"""

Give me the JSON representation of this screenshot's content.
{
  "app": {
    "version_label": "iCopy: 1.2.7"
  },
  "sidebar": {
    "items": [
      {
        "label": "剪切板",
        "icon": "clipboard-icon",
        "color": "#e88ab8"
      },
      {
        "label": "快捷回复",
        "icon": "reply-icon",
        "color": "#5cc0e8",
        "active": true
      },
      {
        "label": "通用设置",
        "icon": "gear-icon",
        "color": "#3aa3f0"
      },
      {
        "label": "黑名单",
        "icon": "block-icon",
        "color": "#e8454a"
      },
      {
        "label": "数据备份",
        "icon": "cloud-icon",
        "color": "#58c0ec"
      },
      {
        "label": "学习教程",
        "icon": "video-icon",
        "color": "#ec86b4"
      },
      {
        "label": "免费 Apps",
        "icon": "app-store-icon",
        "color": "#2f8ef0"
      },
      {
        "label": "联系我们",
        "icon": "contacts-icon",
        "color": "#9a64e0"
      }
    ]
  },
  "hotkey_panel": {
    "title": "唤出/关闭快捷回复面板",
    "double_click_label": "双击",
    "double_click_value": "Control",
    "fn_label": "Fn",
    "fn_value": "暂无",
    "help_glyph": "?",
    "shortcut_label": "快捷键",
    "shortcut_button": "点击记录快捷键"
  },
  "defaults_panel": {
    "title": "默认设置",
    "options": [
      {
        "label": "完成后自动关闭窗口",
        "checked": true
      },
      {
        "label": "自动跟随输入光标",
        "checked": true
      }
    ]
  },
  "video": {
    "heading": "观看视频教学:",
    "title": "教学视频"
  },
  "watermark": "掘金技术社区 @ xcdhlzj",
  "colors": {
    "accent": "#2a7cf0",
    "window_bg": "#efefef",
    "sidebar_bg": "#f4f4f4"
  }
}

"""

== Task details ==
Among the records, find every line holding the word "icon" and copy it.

== Response below ==
        "icon": "clipboard-icon",
        "icon": "reply-icon",
        "icon": "gear-icon",
        "icon": "block-icon",
        "icon": "cloud-icon",
        "icon": "video-icon",
        "icon": "app-store-icon",
        "icon": "contacts-icon",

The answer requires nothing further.